* Activity: Leave out the pictures and repeat the data exactly.

[Dataset rows for apps and sites]
+ + + +
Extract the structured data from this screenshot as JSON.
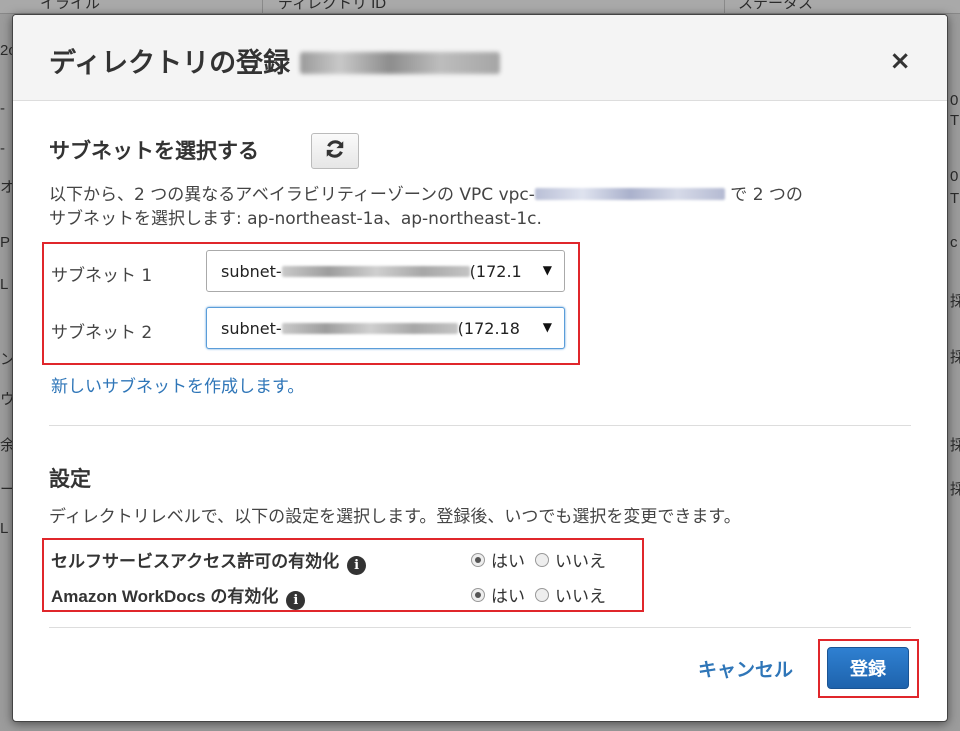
{
  "background": {
    "header_fragments": [
      "イライル",
      "ディレクトリ ID",
      "ステータス"
    ],
    "left_fragments": [
      "2c",
      "-",
      "-",
      "オ",
      "P",
      "L",
      "ン",
      "ウ",
      "余",
      "ー",
      "L"
    ],
    "right_fragments": [
      "0",
      "T",
      "0",
      "T",
      "c",
      "採",
      "採",
      "採",
      "採"
    ]
  },
  "dialog": {
    "title": "ディレクトリの登録",
    "close_label": "×",
    "subnet_section": {
      "title": "サブネットを選択する",
      "refresh_icon": "refresh-icon",
      "description_part1": "以下から、2 つの異なるアベイラビリティーゾーンの VPC vpc-",
      "description_part2": " で 2 つの",
      "description_line2": "サブネットを選択します: ap-northeast-1a、ap-northeast-1c.",
      "subnet1_label": "サブネット 1",
      "subnet1_prefix": "subnet-",
      "subnet1_suffix": " (172.1",
      "subnet2_label": "サブネット 2",
      "subnet2_prefix": "subnet-",
      "subnet2_suffix": " (172.18",
      "create_link": "新しいサブネットを作成します。"
    },
    "settings_section": {
      "title": "設定",
      "description": "ディレクトリレベルで、以下の設定を選択します。登録後、いつでも選択を変更できます。",
      "rows": [
        {
          "label": "セルフサービスアクセス許可の有効化",
          "yes": "はい",
          "no": "いいえ",
          "selected": "yes"
        },
        {
          "label": "Amazon WorkDocs の有効化",
          "yes": "はい",
          "no": "いいえ",
          "selected": "yes"
        }
      ]
    },
    "footer": {
      "cancel_label": "キャンセル",
      "register_label": "登録"
    }
  },
  "colors": {
    "highlight_border": "#e0262b",
    "link": "#2f76b8",
    "primary_button": "#1e63ad"
  }
}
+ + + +
* Answer for the task:
Extract the structured data from this screenshot as JSON.
{
  "background": {
    "header_fragments": [
      "イライル",
      "ディレクトリ ID",
      "ステータス"
    ],
    "left_fragments": [
      "2c",
      "-",
      "-",
      "オ",
      "P",
      "L",
      "ン",
      "ウ",
      "余",
      "ー",
      "L"
    ],
    "right_fragments": [
      "0",
      "T",
      "0",
      "T",
      "c",
      "採",
      "採",
      "採",
      "採"
    ]
  },
  "dialog": {
    "title": "ディレクトリの登録",
    "close_label": "×",
    "subnet_section": {
      "title": "サブネットを選択する",
      "refresh_icon": "refresh-icon",
      "description_part1": "以下から、2 つの異なるアベイラビリティーゾーンの VPC vpc-",
      "description_part2": " で 2 つの",
      "description_line2": "サブネットを選択します: ap-northeast-1a、ap-northeast-1c.",
      "subnet1_label": "サブネット 1",
      "subnet1_prefix": "subnet-",
      "subnet1_suffix": " (172.1",
      "subnet2_label": "サブネット 2",
      "subnet2_prefix": "subnet-",
      "subnet2_suffix": " (172.18",
      "create_link": "新しいサブネットを作成します。"
    },
    "settings_section": {
      "title": "設定",
      "description": "ディレクトリレベルで、以下の設定を選択します。登録後、いつでも選択を変更できます。",
      "rows": [
        {
          "label": "セルフサービスアクセス許可の有効化",
          "yes": "はい",
          "no": "いいえ",
          "selected": "yes"
        },
        {
          "label": "Amazon WorkDocs の有効化",
          "yes": "はい",
          "no": "いいえ",
          "selected": "yes"
        }
      ]
    },
    "footer": {
      "cancel_label": "キャンセル",
      "register_label": "登録"
    }
  },
  "colors": {
    "highlight_border": "#e0262b",
    "link": "#2f76b8",
    "primary_button": "#1e63ad"
  }
}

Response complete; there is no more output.